▸ Data listing
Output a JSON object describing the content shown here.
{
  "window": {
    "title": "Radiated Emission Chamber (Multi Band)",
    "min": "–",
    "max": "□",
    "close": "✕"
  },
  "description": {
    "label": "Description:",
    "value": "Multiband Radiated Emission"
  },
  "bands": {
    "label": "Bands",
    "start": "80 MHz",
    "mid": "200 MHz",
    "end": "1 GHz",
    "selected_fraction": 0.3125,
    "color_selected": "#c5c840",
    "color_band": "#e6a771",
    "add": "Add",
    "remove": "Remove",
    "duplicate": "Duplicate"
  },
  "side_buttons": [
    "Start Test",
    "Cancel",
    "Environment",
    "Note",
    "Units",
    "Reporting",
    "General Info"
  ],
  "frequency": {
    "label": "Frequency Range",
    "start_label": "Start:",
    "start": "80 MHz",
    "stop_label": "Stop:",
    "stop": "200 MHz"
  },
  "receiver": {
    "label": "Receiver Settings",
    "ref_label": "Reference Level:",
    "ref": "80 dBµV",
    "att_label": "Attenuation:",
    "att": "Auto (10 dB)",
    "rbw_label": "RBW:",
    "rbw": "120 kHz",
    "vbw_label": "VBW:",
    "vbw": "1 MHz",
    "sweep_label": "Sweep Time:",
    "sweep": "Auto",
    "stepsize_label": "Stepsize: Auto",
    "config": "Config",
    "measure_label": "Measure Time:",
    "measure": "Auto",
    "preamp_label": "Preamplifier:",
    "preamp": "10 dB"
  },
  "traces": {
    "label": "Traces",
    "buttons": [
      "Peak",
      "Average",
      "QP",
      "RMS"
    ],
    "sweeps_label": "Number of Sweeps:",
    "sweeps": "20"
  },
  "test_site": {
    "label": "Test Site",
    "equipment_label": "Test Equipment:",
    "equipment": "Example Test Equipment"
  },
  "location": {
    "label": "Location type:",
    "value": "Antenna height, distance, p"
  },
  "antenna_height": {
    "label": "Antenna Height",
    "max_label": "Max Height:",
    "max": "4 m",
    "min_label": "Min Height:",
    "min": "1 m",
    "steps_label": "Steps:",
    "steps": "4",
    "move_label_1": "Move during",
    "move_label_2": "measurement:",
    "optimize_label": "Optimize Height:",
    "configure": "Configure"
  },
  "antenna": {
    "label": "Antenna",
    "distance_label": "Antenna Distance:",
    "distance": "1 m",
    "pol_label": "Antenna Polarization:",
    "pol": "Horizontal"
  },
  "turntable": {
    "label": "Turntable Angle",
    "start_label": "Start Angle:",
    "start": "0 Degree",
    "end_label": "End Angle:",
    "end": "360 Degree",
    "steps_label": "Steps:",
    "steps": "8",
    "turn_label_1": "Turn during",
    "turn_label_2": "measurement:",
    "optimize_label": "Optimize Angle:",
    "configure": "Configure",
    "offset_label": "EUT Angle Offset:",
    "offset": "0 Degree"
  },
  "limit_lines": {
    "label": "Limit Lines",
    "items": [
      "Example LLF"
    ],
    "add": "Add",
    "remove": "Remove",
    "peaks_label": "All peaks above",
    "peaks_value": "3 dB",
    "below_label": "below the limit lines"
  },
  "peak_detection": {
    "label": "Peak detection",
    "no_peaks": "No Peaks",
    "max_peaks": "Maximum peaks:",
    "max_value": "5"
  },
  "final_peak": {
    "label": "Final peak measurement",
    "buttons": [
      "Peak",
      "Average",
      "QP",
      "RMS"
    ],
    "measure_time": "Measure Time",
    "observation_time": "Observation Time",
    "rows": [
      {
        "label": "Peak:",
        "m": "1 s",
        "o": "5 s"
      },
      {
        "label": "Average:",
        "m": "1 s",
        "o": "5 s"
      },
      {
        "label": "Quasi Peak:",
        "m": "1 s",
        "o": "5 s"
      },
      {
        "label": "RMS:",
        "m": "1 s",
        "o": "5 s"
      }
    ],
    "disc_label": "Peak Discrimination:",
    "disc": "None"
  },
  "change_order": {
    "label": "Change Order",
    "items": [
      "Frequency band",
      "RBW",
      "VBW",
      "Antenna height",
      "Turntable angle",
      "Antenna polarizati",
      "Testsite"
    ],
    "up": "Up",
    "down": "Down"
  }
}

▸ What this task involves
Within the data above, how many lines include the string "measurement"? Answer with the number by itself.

▸ Response below
3